Over the years, the idea of intrusion prevention has morphed well beyond the traditional packet inspection. So when you have a conversation about intrusion prevention, it’s important to make sure that you agree on its definition.
In this world, semantics matter. Using an old network-based IPS appliance as your intrusion prevention system may be exactly what you ordered. But it also may leave you horribly exposed when you thought you were getting a more wholistic solution. Clear communication around objectives and the ways to meet those objectives is always better than simply asking for specific methods and technologies.
Information security technologies constantly mature to keep pace with the ever-growing threat, and that blurs lines between traditional technologies or methods. Along the way, the words used to describe various tools evolve. And that means that simply ordering up a tool based on a name you recognize from the past could leave you less prepared for threats than you think.
Intrusion prevention, specifically, currently means many things to different people. Some still look at it in the traditional packet sense. Some consider it a host-based system that looks at network activity, OS and kernel functions, and application calls. Others look at it as an entire methodology that not only detects behavior but can modify security configurations on the fly across an entire organization to address threats in real-time. Needless to say, the idea of intrusion prevention is not the same today that it was even 10 years ago.
The changing views of Intrusion detection (IDS) and prevention (IPS) have followed roughly this progression:
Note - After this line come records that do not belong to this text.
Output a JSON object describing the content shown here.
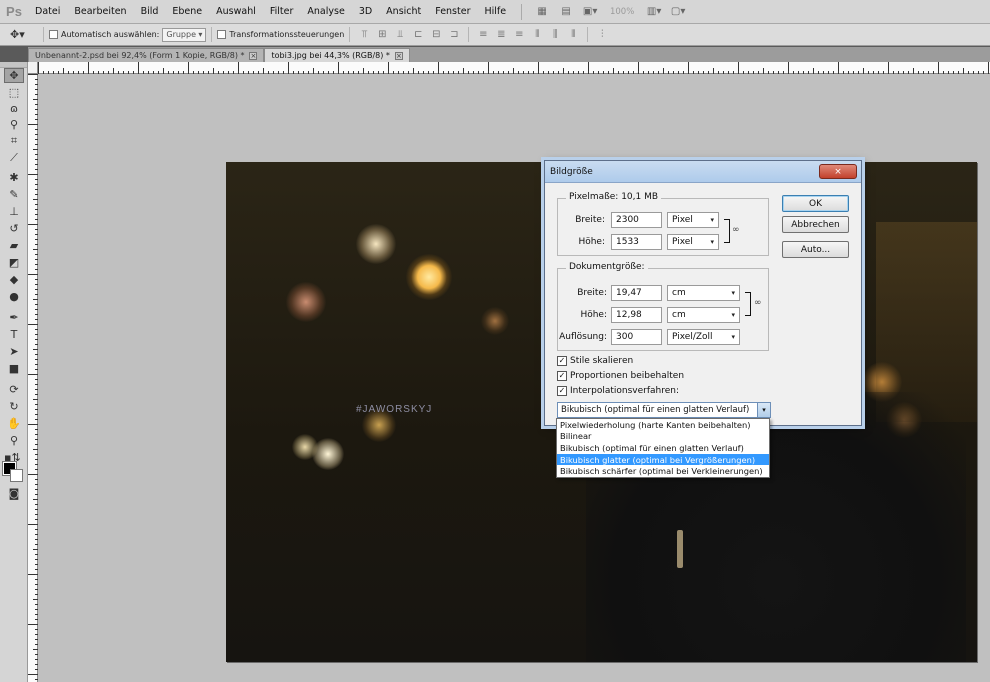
{
  "menubar": {
    "logo": "Ps",
    "items": [
      "Datei",
      "Bearbeiten",
      "Bild",
      "Ebene",
      "Auswahl",
      "Filter",
      "Analyse",
      "3D",
      "Ansicht",
      "Fenster",
      "Hilfe"
    ],
    "zoom": "100%"
  },
  "options": {
    "auto_select_label": "Automatisch auswählen:",
    "auto_select_value": "Gruppe",
    "transform_label": "Transformationssteuerungen"
  },
  "tabs": [
    {
      "label": "Unbenannt-2.psd bei 92,4% (Form 1 Kopie, RGB/8) *",
      "active": false
    },
    {
      "label": "tobi3.jpg bei 44,3% (RGB/8) *",
      "active": true
    }
  ],
  "icons": {
    "close": "×",
    "dropdown": "▾",
    "checkmark": "✓",
    "chain": "link-icon"
  },
  "canvas": {
    "watermark": "#JAWORSKYJ"
  },
  "dialog": {
    "title": "Bildgröße",
    "pixel_section": "Pixelmaße: 10,1 MB",
    "pixel_width_label": "Breite:",
    "pixel_width_value": "2300",
    "pixel_width_unit": "Pixel",
    "pixel_height_label": "Höhe:",
    "pixel_height_value": "1533",
    "pixel_height_unit": "Pixel",
    "doc_section": "Dokumentgröße:",
    "doc_width_label": "Breite:",
    "doc_width_value": "19,47",
    "doc_width_unit": "cm",
    "doc_height_label": "Höhe:",
    "doc_height_value": "12,98",
    "doc_height_unit": "cm",
    "resolution_label": "Auflösung:",
    "resolution_value": "300",
    "resolution_unit": "Pixel/Zoll",
    "ok_label": "OK",
    "cancel_label": "Abbrechen",
    "auto_label": "Auto...",
    "scale_styles_label": "Stile skalieren",
    "constrain_label": "Proportionen beibehalten",
    "resample_label": "Interpolationsverfahren:",
    "resample_value": "Bikubisch (optimal für einen glatten Verlauf)",
    "resample_options": [
      "Pixelwiederholung (harte Kanten beibehalten)",
      "Bilinear",
      "Bikubisch (optimal für einen glatten Verlauf)",
      "Bikubisch glatter (optimal bei Vergrößerungen)",
      "Bikubisch schärfer (optimal bei Verkleinerungen)"
    ],
    "highlighted_option": 3
  }
}
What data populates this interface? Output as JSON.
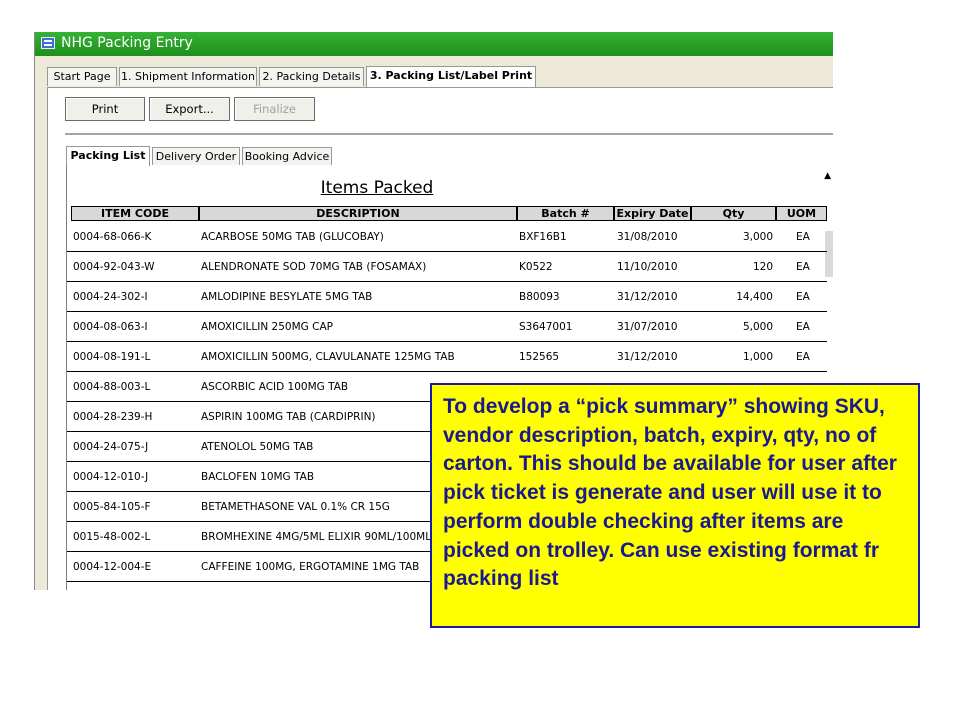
{
  "window": {
    "title": "NHG Packing Entry"
  },
  "tabs": [
    "Start Page",
    "1. Shipment Information",
    "2. Packing Details",
    "3. Packing List/Label Print"
  ],
  "toolbar": {
    "print": "Print",
    "export": "Export...",
    "finalize": "Finalize"
  },
  "subtabs": [
    "Packing List",
    "Delivery Order",
    "Booking Advice"
  ],
  "report": {
    "title": "Items Packed",
    "columns": [
      "ITEM CODE",
      "DESCRIPTION",
      "Batch #",
      "Expiry Date",
      "Qty",
      "UOM"
    ],
    "rows": [
      [
        "0004-68-066-K",
        "ACARBOSE 50MG TAB (GLUCOBAY)",
        "BXF16B1",
        "31/08/2010",
        "3,000",
        "EA"
      ],
      [
        "0004-92-043-W",
        "ALENDRONATE SOD 70MG TAB (FOSAMAX)",
        "K0522",
        "11/10/2010",
        "120",
        "EA"
      ],
      [
        "0004-24-302-I",
        "AMLODIPINE BESYLATE 5MG TAB",
        "B80093",
        "31/12/2010",
        "14,400",
        "EA"
      ],
      [
        "0004-08-063-I",
        "AMOXICILLIN 250MG CAP",
        "S3647001",
        "31/07/2010",
        "5,000",
        "EA"
      ],
      [
        "0004-08-191-L",
        "AMOXICILLIN 500MG, CLAVULANATE 125MG TAB",
        "152565",
        "31/12/2010",
        "1,000",
        "EA"
      ],
      [
        "0004-88-003-L",
        "ASCORBIC ACID 100MG TAB",
        "",
        "",
        "",
        ""
      ],
      [
        "0004-28-239-H",
        "ASPIRIN 100MG TAB (CARDIPRIN)",
        "",
        "",
        "",
        ""
      ],
      [
        "0004-24-075-J",
        "ATENOLOL 50MG TAB",
        "",
        "",
        "",
        ""
      ],
      [
        "0004-12-010-J",
        "BACLOFEN 10MG TAB",
        "",
        "",
        "",
        ""
      ],
      [
        "0005-84-105-F",
        "BETAMETHASONE VAL 0.1% CR 15G",
        "",
        "",
        "",
        ""
      ],
      [
        "0015-48-002-L",
        "BROMHEXINE 4MG/5ML ELIXIR 90ML/100ML",
        "",
        "",
        "",
        ""
      ],
      [
        "0004-12-004-E",
        "CAFFEINE 100MG, ERGOTAMINE 1MG TAB",
        "",
        "",
        "",
        ""
      ]
    ]
  },
  "note": {
    "text": "To develop a “pick summary” showing SKU, vendor description, batch, expiry, qty, no of carton.  This should be available for user after pick ticket is generate and user will use it to perform double checking after items are picked on trolley.  Can use existing format fr packing list"
  },
  "colors": {
    "titlebar": "#24a024",
    "note_bg": "#ffff00",
    "note_text": "#1a1a8e",
    "note_border": "#1a1aa6"
  }
}
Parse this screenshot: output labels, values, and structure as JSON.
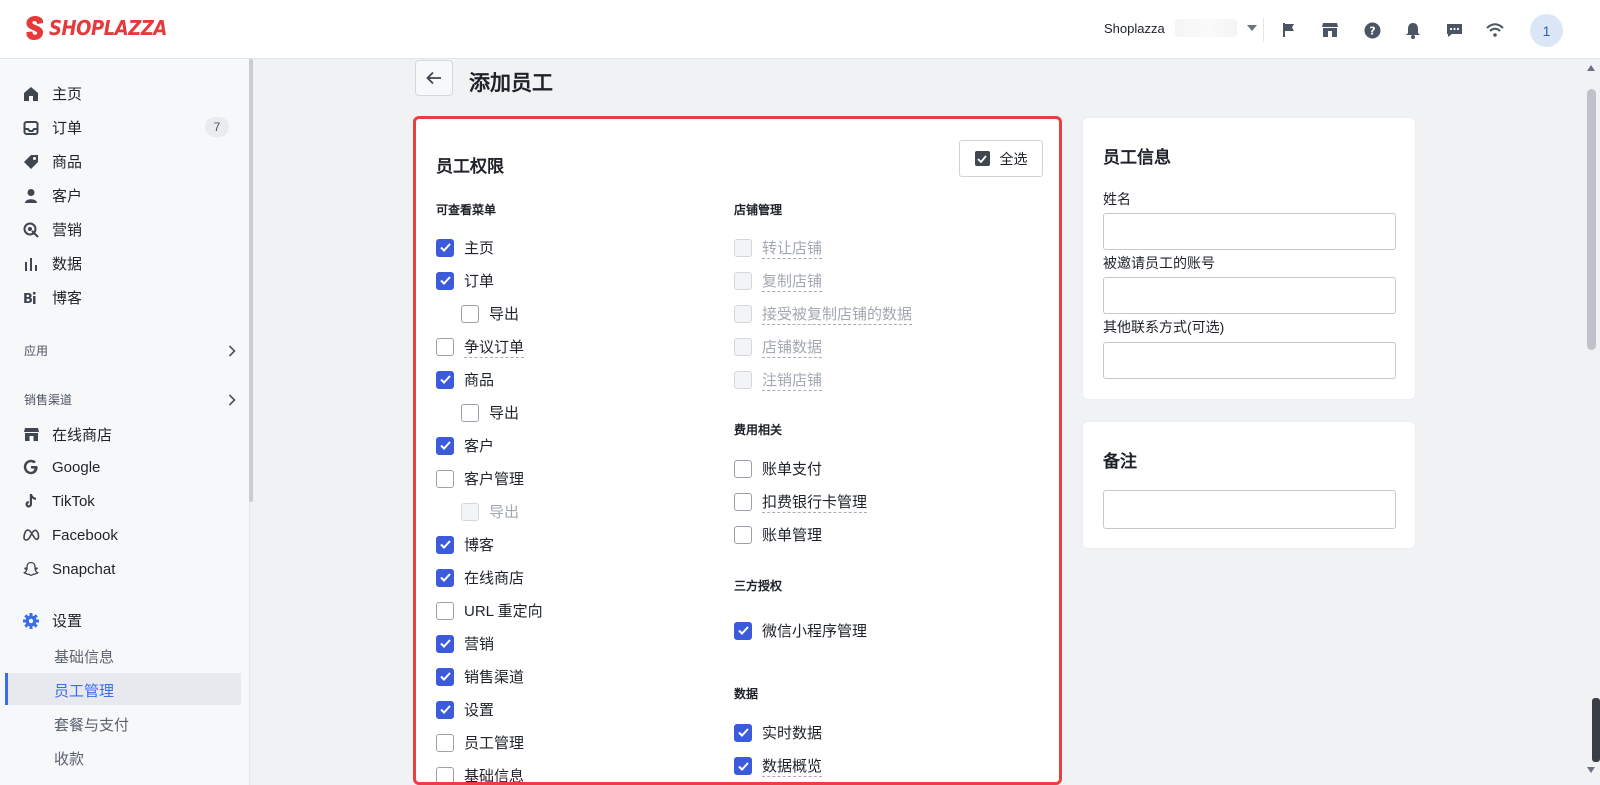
{
  "header": {
    "logo_text": "SHOPLAZZA",
    "store_name": "Shoplazza",
    "avatar_initial": "1",
    "brand_color": "#e63a3a"
  },
  "sidebar": {
    "items": [
      {
        "label": "主页",
        "icon": "home-icon"
      },
      {
        "label": "订单",
        "icon": "inbox-icon",
        "badge": "7"
      },
      {
        "label": "商品",
        "icon": "tag-icon"
      },
      {
        "label": "客户",
        "icon": "person-icon"
      },
      {
        "label": "营销",
        "icon": "target-icon"
      },
      {
        "label": "数据",
        "icon": "bar-chart-icon"
      },
      {
        "label": "博客",
        "icon": "blog-icon"
      }
    ],
    "apps_label": "应用",
    "channels_label": "销售渠道",
    "channels": [
      {
        "label": "在线商店",
        "icon": "store-icon"
      },
      {
        "label": "Google",
        "icon": "google-icon"
      },
      {
        "label": "TikTok",
        "icon": "tiktok-icon"
      },
      {
        "label": "Facebook",
        "icon": "meta-icon"
      },
      {
        "label": "Snapchat",
        "icon": "snapchat-icon"
      }
    ],
    "settings_label": "设置",
    "settings_sub": [
      "基础信息",
      "员工管理",
      "套餐与支付",
      "收款"
    ],
    "active_sub": "员工管理",
    "accent_color": "#3b6ee6"
  },
  "page": {
    "title": "添加员工"
  },
  "permissions": {
    "title": "员工权限",
    "select_all": "全选",
    "menu_group_title": "可查看菜单",
    "menu_items": [
      {
        "label": "主页",
        "checked": true
      },
      {
        "label": "订单",
        "checked": true
      },
      {
        "label": "导出",
        "checked": false
      },
      {
        "label": "争议订单",
        "checked": false
      },
      {
        "label": "商品",
        "checked": true
      },
      {
        "label": "导出",
        "checked": false
      },
      {
        "label": "客户",
        "checked": true
      },
      {
        "label": "客户管理",
        "checked": false
      },
      {
        "label": "导出",
        "checked": false,
        "disabled": true
      },
      {
        "label": "博客",
        "checked": true
      },
      {
        "label": "在线商店",
        "checked": true
      },
      {
        "label": "URL 重定向",
        "checked": false
      },
      {
        "label": "营销",
        "checked": true
      },
      {
        "label": "销售渠道",
        "checked": true
      },
      {
        "label": "设置",
        "checked": true
      },
      {
        "label": "员工管理",
        "checked": false
      },
      {
        "label": "基础信息",
        "checked": false
      }
    ],
    "shop_group_title": "店铺管理",
    "shop_items": [
      {
        "label": "转让店铺",
        "disabled": true
      },
      {
        "label": "复制店铺",
        "disabled": true
      },
      {
        "label": "接受被复制店铺的数据",
        "disabled": true
      },
      {
        "label": "店铺数据",
        "disabled": true
      },
      {
        "label": "注销店铺",
        "disabled": true
      }
    ],
    "fee_group_title": "费用相关",
    "fee_items": [
      {
        "label": "账单支付",
        "checked": false
      },
      {
        "label": "扣费银行卡管理",
        "checked": false
      },
      {
        "label": "账单管理",
        "checked": false
      }
    ],
    "auth_group_title": "三方授权",
    "auth_items": [
      {
        "label": "微信小程序管理",
        "checked": true
      }
    ],
    "data_group_title": "数据",
    "data_items": [
      {
        "label": "实时数据",
        "checked": true
      },
      {
        "label": "数据概览",
        "checked": true
      }
    ],
    "highlight_color": "#e8403e",
    "check_color": "#3b5bdb"
  },
  "staff_info": {
    "title": "员工信息",
    "name_label": "姓名",
    "name_value": "",
    "account_label": "被邀请员工的账号",
    "account_value": "",
    "contact_label": "其他联系方式(可选)",
    "contact_value": ""
  },
  "notes": {
    "title": "备注",
    "value": ""
  }
}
- At first, IDS simply alerted to potentially malicious or abnormal behavior based on the signature of the data payload in a packet.
- Then we moved to actively blocking these suspicious packets in IPS. But these were still network-based systems. Traffic had to flow through a choke point to be inspected along its travels.
- As threats changed, we moved to host-based IPS and looked at packets as they reached their destination. This helped address threats that somehow bypassed a network IPS or came from an internal source.
Focus on Your Security Objectives — Not Just a Technology
As protection methods and terminology evolve to respond to the cybersecurity threat landscape, cybersecurity professionals must work with each other, with infrastructure and application development teams and with business leadership to understand the protection objectives they have to meet.
Consider the evolution of firewalls as one example of how we must constantly update our thinking about a technology:
- Traditional firewalls operated at Layer 3 of the OSI model. It was clean and simple. Once a packet reached Layer 3, IP addresses were assigned, and we could identify the source and destination. Administrators created rules that permitted or blocked traffic based on that information.
- Then we moved to inspecting the ports the traffic was flowing to. Next, we moved up the stack to inspect the payload and compare it to the port. We knew we shouldn’t see FTP commands in an SMTP packet, so we’d block that traffic.
- Today, we have Next Generation Firewalls (NGFW) and Web Application Firewalls (WAF) that inspect all seven layers and use combinations of rules to govern whether a packet reaches its destination.
See the Control Environment as a Whole
When evaluating technologies, it’s critical to view the control environment in a very wholistic way. I like the Cyber Kill Chain developed by Lockheed Martin, which helps frame protection scenarios by showing the following seven stages in the lifecycle of a cyber attack:
1. Reconnaissance – Harvest e-mail addresses, conference information, etc.
2. Weaponization – Coupling exploit with backdoor into deliverable payload.
3. Delivery – Delivering weaponized bundle to the victim via e-mail, web, USB, etc.
4. Exploitation – Exploiting a vulnerability to execute code on victim’s system.
5. Installation – Installing malware on the asset.
6. Command & Control (C2) – ommand channel for remote manipulation of victim.
7. Actions on Objectives – With “Hands on Keyboard” access, intruders accomplish their goals.
Clearly, it takes many different technologies and methods to prevent intrusions. Each step of the kill chain affords us the opportunity to identify, protect, detect, respond and recover.
Many organizations need an outside opinion to help them step back from their own environment and see the right solutions for the entire landscape. To get help forming your most effective strategy, check out our cybersecurity consulting services or contact us today.